- _What you will do_
Exactly as written, repeat all of the records below.

Segment Start: Exercise materials

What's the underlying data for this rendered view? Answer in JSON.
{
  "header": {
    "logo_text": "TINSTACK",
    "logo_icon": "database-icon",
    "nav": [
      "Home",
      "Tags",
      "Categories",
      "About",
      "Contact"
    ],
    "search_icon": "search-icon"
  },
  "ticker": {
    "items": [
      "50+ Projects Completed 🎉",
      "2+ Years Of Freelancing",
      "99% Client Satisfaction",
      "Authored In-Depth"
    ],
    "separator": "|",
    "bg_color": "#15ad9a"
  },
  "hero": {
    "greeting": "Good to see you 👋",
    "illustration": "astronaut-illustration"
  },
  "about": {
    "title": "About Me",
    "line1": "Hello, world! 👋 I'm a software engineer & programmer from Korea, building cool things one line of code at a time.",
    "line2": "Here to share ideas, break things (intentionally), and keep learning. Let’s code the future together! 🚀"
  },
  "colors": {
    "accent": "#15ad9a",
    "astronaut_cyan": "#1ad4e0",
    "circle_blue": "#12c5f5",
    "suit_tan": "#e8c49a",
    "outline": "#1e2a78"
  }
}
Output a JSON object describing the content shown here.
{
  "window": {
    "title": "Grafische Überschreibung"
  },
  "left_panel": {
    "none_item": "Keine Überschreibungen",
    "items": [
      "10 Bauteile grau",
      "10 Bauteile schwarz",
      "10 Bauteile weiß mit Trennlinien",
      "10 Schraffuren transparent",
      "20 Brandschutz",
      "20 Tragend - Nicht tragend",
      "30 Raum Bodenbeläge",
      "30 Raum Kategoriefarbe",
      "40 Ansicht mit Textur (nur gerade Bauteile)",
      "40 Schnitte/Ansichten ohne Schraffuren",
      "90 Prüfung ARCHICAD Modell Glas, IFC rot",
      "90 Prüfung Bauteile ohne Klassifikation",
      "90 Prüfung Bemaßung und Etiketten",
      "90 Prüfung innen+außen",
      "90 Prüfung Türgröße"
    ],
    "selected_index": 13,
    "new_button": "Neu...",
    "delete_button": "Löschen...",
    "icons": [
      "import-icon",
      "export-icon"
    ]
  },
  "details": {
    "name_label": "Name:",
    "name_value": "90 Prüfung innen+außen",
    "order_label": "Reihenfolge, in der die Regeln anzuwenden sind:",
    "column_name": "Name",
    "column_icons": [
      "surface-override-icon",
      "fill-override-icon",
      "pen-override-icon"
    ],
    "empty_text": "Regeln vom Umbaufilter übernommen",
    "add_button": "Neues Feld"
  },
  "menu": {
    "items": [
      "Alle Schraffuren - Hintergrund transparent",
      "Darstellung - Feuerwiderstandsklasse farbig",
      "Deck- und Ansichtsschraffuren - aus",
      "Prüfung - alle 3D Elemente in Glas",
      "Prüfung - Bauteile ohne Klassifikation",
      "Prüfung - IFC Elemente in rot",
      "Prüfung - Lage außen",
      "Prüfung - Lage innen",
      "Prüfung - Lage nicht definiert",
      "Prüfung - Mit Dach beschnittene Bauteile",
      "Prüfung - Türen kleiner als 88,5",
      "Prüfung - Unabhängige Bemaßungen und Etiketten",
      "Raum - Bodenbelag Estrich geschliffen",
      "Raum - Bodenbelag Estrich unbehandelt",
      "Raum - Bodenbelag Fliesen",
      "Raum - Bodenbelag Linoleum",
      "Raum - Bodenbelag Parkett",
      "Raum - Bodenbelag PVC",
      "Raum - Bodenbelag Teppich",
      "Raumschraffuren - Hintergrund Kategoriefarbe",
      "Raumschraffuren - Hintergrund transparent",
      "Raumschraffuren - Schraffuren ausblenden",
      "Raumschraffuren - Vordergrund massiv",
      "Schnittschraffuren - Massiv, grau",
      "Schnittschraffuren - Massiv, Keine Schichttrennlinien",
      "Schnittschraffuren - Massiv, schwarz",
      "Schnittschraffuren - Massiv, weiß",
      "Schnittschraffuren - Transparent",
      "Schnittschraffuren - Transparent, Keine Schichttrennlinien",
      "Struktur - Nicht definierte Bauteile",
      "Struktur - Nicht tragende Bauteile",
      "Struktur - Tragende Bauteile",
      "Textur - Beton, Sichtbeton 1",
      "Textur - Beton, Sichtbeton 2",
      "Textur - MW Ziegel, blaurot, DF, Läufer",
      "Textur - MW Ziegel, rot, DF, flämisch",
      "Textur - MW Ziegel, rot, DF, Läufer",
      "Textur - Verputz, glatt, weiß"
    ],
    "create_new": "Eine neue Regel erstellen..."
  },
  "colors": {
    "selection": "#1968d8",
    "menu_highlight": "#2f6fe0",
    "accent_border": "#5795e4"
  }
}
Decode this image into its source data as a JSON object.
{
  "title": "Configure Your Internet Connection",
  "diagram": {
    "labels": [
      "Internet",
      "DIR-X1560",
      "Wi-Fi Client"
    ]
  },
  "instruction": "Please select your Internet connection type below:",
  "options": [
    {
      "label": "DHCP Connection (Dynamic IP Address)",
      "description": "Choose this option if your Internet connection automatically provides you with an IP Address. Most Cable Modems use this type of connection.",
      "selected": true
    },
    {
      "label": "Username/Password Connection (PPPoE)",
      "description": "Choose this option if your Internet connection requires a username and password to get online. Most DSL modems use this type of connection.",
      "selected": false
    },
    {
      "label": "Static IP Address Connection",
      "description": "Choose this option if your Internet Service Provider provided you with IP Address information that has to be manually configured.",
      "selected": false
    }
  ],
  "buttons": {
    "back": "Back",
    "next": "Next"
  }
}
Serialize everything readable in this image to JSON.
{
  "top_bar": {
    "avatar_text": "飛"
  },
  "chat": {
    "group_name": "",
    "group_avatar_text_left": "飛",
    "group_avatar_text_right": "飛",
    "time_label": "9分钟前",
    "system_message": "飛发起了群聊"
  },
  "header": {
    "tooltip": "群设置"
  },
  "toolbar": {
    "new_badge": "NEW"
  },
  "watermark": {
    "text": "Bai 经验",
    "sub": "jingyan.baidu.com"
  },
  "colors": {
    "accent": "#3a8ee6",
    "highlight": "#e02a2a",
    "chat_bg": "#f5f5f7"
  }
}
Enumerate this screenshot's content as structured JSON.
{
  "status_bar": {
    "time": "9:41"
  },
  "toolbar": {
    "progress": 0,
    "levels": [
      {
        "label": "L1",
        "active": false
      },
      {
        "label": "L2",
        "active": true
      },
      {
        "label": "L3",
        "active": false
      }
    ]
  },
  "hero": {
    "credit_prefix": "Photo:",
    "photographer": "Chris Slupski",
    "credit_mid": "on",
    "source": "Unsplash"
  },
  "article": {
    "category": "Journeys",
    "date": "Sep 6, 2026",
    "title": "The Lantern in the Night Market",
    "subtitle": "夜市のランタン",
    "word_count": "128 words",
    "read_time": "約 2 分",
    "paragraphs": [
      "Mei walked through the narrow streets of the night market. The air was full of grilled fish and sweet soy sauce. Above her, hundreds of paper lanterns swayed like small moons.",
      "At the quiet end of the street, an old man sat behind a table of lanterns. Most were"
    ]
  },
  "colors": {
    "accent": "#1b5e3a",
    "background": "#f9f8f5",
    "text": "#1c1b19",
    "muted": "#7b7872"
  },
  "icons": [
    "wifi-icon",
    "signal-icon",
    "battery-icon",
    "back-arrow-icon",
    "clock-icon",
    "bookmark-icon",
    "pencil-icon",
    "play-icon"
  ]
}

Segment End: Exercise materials

- _Answer space_
What's the underlying data for this rendered view? Answer in JSON.
{
  "header": {
    "logo_text": "TINSTACK",
    "logo_icon": "database-icon",
    "nav": [
      "Home",
      "Tags",
      "Categories",
      "About",
      "Contact"
    ],
    "search_icon": "search-icon"
  },
  "ticker": {
    "items": [
      "50+ Projects Completed 🎉",
      "2+ Years Of Freelancing",
      "99% Client Satisfaction",
      "Authored In-Depth"
    ],
    "separator": "|",
    "bg_color": "#15ad9a"
  },
  "hero": {
    "greeting": "Good to see you 👋",
    "illustration": "astronaut-illustration"
  },
  "about": {
    "title": "About Me",
    "line1": "Hello, world! 👋 I'm a software engineer & programmer from Korea, building cool things one line of code at a time.",
    "line2": "Here to share ideas, break things (intentionally), and keep learning. Let’s code the future together! 🚀"
  },
  "colors": {
    "accent": "#15ad9a",
    "astronaut_cyan": "#1ad4e0",
    "circle_blue": "#12c5f5",
    "suit_tan": "#e8c49a",
    "outline": "#1e2a78"
  }
}
Output a JSON object describing the content shown here.
{
  "window": {
    "title": "Grafische Überschreibung"
  },
  "left_panel": {
    "none_item": "Keine Überschreibungen",
    "items": [
      "10 Bauteile grau",
      "10 Bauteile schwarz",
      "10 Bauteile weiß mit Trennlinien",
      "10 Schraffuren transparent",
      "20 Brandschutz",
      "20 Tragend - Nicht tragend",
      "30 Raum Bodenbeläge",
      "30 Raum Kategoriefarbe",
      "40 Ansicht mit Textur (nur gerade Bauteile)",
      "40 Schnitte/Ansichten ohne Schraffuren",
      "90 Prüfung ARCHICAD Modell Glas, IFC rot",
      "90 Prüfung Bauteile ohne Klassifikation",
      "90 Prüfung Bemaßung und Etiketten",
      "90 Prüfung innen+außen",
      "90 Prüfung Türgröße"
    ],
    "selected_index": 13,
    "new_button": "Neu...",
    "delete_button": "Löschen...",
    "icons": [
      "import-icon",
      "export-icon"
    ]
  },
  "details": {
    "name_label": "Name:",
    "name_value": "90 Prüfung innen+außen",
    "order_label": "Reihenfolge, in der die Regeln anzuwenden sind:",
    "column_name": "Name",
    "column_icons": [
      "surface-override-icon",
      "fill-override-icon",
      "pen-override-icon"
    ],
    "empty_text": "Regeln vom Umbaufilter übernommen",
    "add_button": "Neues Feld"
  },
  "menu": {
    "items": [
      "Alle Schraffuren - Hintergrund transparent",
      "Darstellung - Feuerwiderstandsklasse farbig",
      "Deck- und Ansichtsschraffuren - aus",
      "Prüfung - alle 3D Elemente in Glas",
      "Prüfung - Bauteile ohne Klassifikation",
      "Prüfung - IFC Elemente in rot",
      "Prüfung - Lage außen",
      "Prüfung - Lage innen",
      "Prüfung - Lage nicht definiert",
      "Prüfung - Mit Dach beschnittene Bauteile",
      "Prüfung - Türen kleiner als 88,5",
      "Prüfung - Unabhängige Bemaßungen und Etiketten",
      "Raum - Bodenbelag Estrich geschliffen",
      "Raum - Bodenbelag Estrich unbehandelt",
      "Raum - Bodenbelag Fliesen",
      "Raum - Bodenbelag Linoleum",
      "Raum - Bodenbelag Parkett",
      "Raum - Bodenbelag PVC",
      "Raum - Bodenbelag Teppich",
      "Raumschraffuren - Hintergrund Kategoriefarbe",
      "Raumschraffuren - Hintergrund transparent",
      "Raumschraffuren - Schraffuren ausblenden",
      "Raumschraffuren - Vordergrund massiv",
      "Schnittschraffuren - Massiv, grau",
      "Schnittschraffuren - Massiv, Keine Schichttrennlinien",
      "Schnittschraffuren - Massiv, schwarz",
      "Schnittschraffuren - Massiv, weiß",
      "Schnittschraffuren - Transparent",
      "Schnittschraffuren - Transparent, Keine Schichttrennlinien",
      "Struktur - Nicht definierte Bauteile",
      "Struktur - Nicht tragende Bauteile",
      "Struktur - Tragende Bauteile",
      "Textur - Beton, Sichtbeton 1",
      "Textur - Beton, Sichtbeton 2",
      "Textur - MW Ziegel, blaurot, DF, Läufer",
      "Textur - MW Ziegel, rot, DF, flämisch",
      "Textur - MW Ziegel, rot, DF, Läufer",
      "Textur - Verputz, glatt, weiß"
    ],
    "create_new": "Eine neue Regel erstellen..."
  },
  "colors": {
    "selection": "#1968d8",
    "menu_highlight": "#2f6fe0",
    "accent_border": "#5795e4"
  }
}
Decode this image into its source data as a JSON object.
{
  "title": "Configure Your Internet Connection",
  "diagram": {
    "labels": [
      "Internet",
      "DIR-X1560",
      "Wi-Fi Client"
    ]
  },
  "instruction": "Please select your Internet connection type below:",
  "options": [
    {
      "label": "DHCP Connection (Dynamic IP Address)",
      "description": "Choose this option if your Internet connection automatically provides you with an IP Address. Most Cable Modems use this type of connection.",
      "selected": true
    },
    {
      "label": "Username/Password Connection (PPPoE)",
      "description": "Choose this option if your Internet connection requires a username and password to get online. Most DSL modems use this type of connection.",
      "selected": false
    },
    {
      "label": "Static IP Address Connection",
      "description": "Choose this option if your Internet Service Provider provided you with IP Address information that has to be manually configured.",
      "selected": false
    }
  ],
  "buttons": {
    "back": "Back",
    "next": "Next"
  }
}
Serialize everything readable in this image to JSON.
{
  "top_bar": {
    "avatar_text": "飛"
  },
  "chat": {
    "group_name": "",
    "group_avatar_text_left": "飛",
    "group_avatar_text_right": "飛",
    "time_label": "9分钟前",
    "system_message": "飛发起了群聊"
  },
  "header": {
    "tooltip": "群设置"
  },
  "toolbar": {
    "new_badge": "NEW"
  },
  "watermark": {
    "text": "Bai 经验",
    "sub": "jingyan.baidu.com"
  },
  "colors": {
    "accent": "#3a8ee6",
    "highlight": "#e02a2a",
    "chat_bg": "#f5f5f7"
  }
}
Enumerate this screenshot's content as structured JSON.
{
  "status_bar": {
    "time": "9:41"
  },
  "toolbar": {
    "progress": 0,
    "levels": [
      {
        "label": "L1",
        "active": false
      },
      {
        "label": "L2",
        "active": true
      },
      {
        "label": "L3",
        "active": false
      }
    ]
  },
  "hero": {
    "credit_prefix": "Photo:",
    "photographer": "Chris Slupski",
    "credit_mid": "on",
    "source": "Unsplash"
  },
  "article": {
    "category": "Journeys",
    "date": "Sep 6, 2026",
    "title": "The Lantern in the Night Market",
    "subtitle": "夜市のランタン",
    "word_count": "128 words",
    "read_time": "約 2 分",
    "paragraphs": [
      "Mei walked through the narrow streets of the night market. The air was full of grilled fish and sweet soy sauce. Above her, hundreds of paper lanterns swayed like small moons.",
      "At the quiet end of the street, an old man sat behind a table of lanterns. Most were"
    ]
  },
  "colors": {
    "accent": "#1b5e3a",
    "background": "#f9f8f5",
    "text": "#1c1b19",
    "muted": "#7b7872"
  },
  "icons": [
    "wifi-icon",
    "signal-icon",
    "battery-icon",
    "back-arrow-icon",
    "clock-icon",
    "bookmark-icon",
    "pencil-icon",
    "play-icon"
  ]
}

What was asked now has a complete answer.